Maradona's achievements at Napoli, who had been also-rans until he arrivedin 1984 following a difficult two-year spell at Barcelona, cemented his position as the greatest player of his generation and, in many peoples' eyes, make him the best ever.
Diego Maradona on his arrival in Italy in 1984. Photo: AFP
Another league title in 1990, the 1989 UEFA Cup, and an Italian Cup also arrived during Maradona's seven years in southern Italy.
Maradona's 115 goals in all competitions was a club record that stood for 26 years and his heroics came at a time when Serie A was the world's
strongest, richest league, where the likes of Michel Platini and Zico strutted their stuff.
He fled in disgrace in 1991, a failed drugs test, an unrecognised son and a billion-lira tax dispute all left back in Naples, where his penchant for late-night parties, cocaine and women were almost as famous as his magical displays on the pitch.
Camorra links
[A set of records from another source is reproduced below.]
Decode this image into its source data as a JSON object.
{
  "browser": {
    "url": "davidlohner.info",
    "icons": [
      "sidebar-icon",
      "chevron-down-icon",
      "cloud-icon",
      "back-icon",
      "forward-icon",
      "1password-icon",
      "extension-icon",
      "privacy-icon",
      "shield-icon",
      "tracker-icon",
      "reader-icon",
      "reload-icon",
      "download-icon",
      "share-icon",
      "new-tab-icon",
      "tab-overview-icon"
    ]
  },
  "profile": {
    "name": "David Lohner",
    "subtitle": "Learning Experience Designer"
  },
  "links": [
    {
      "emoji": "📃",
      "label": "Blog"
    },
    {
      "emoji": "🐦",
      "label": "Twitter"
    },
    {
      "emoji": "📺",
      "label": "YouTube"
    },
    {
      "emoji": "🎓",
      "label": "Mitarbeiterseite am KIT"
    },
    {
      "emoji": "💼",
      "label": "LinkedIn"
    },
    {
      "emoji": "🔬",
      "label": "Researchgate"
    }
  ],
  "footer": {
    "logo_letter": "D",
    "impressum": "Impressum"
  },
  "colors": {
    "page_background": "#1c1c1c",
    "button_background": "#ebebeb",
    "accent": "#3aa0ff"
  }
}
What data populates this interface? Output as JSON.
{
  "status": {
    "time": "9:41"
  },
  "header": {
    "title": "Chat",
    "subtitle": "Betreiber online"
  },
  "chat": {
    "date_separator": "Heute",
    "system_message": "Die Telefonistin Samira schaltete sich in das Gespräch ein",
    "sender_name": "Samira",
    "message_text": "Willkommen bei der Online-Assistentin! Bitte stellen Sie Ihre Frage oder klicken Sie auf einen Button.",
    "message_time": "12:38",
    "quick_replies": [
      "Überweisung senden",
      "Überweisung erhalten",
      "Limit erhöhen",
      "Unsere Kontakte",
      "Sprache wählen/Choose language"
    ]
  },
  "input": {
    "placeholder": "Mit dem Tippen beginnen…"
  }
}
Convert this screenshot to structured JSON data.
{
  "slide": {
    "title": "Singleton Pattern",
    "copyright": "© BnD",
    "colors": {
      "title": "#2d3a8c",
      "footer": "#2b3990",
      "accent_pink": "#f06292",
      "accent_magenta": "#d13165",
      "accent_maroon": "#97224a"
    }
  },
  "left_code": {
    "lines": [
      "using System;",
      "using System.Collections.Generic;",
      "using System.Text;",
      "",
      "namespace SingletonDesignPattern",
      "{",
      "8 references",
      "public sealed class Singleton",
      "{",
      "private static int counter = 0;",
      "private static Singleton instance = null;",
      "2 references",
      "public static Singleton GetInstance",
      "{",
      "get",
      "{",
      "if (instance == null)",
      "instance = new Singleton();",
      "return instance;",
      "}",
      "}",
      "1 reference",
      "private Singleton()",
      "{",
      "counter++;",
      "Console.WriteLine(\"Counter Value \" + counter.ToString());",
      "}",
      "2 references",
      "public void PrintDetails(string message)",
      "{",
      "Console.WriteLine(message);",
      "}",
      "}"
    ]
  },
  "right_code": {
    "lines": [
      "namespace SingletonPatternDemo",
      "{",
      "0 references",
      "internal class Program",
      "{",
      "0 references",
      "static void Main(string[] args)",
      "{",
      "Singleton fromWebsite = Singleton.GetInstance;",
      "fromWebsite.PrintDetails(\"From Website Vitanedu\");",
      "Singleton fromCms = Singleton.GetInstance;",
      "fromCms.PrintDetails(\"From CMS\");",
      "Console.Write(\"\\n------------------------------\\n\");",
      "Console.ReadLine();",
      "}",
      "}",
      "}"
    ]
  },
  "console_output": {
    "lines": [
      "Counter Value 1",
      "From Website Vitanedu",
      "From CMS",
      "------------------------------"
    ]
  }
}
Courted by criminals, the King of Spain and even the Pope, Maradona became a quasi-religious figure in Naples. He brought joy to a desperately poor city blighted by bloody conflicts between the competing clans of the powerful Camorra mafia, one of whom Maradona would get to know very well.
Indeed the 1984 signing of a genuine superstar by Napoli – who were heavily in debt and had finished 11th the previous season – immediately raised eyebrows, with persistent rumours that a chunk of the world record $10.48 million fee that brought him to Italy came from the Camorra's deep pockets.
The opening question in his first press conference came from a reporter who asked a confused Maradona whether he knew about the Camorra and its “influence
on football” and was immediately ejected by livid club owner Corrado Ferlaino.
“I never asked for anything from the Camorra, they gave me the security of knowing that nothing was going to happen to my two children,” Maradona
insisted in a 2017 interview to Italian TV station Canale 5
Murals dedicated to Maradona adorn the walls of apartment buildings in central Naples. Photo: AFP
However his access to drugs and women came thanks to the infamous Giuliano clan, who immediately befriended Maradona, furnished his burgeoning cocaine
habit and went to great lengths to make sure they were photographed partying with the world's most famous footballer.
Maradona himself admitted that every week he would binge from Sunday night until Wednesday, beginning an intense detox programme each Thursday that would get him ready for the following weekend's match.
It took Napoli two years to provide Maradona with teammates capable of challenging for honours, and when the title came in 1987 it caused such wild
celebrations that stories of a summer-long party became as famous as the triumph itself.
In reality the city came to a standstill for around a week. To this day Neapolitans name their sons after a football god they've only seen play on old VHS players and YouTube.
Naples mayor Luigi de Magistris with Diego Maradona in 2017. Photo: AFP
Another title arrived three years later before it all began to fall apart, not long after he and the Argentine national team enraged Italy by dumping the
'Azzurri' out of the 1990 World Cup in the semi-finals – in Naples of all places.
His problems had begun some time before. He had tired of the suffocating attention Naples afforded him and in 1989 had signed terms with Marseille, only for Ferlaino to put a stop to the transfer at the last minute.
 “After a four-hour meeting, Ferlaino said that if we won the UEFA Cup I could leave, but we won it, and he blocked the move anyway,” Maradona said in
However after the 1990 World Cup he had become a hate figure in Italy and his support network slowly melted away. In February 1991 police announced he
had been caught on wiretaps asking for cocaine and prostitutes from a mob figure. A trumped-up drugs trafficking charge soon followed.
The failed drugs test that finished him off came after a match with Bari two months later, and an unprecedented worldwide ban from the game until June
1992 left him back to Buenos Aires, never to reach the same heights again in his career.
But he remained an icon in southern Italy, and received a hero's welcome on subsequent visits to the city of Naples.
In 2017, he was made an honorary citizen by the city's mayor, Luigi de Magistris.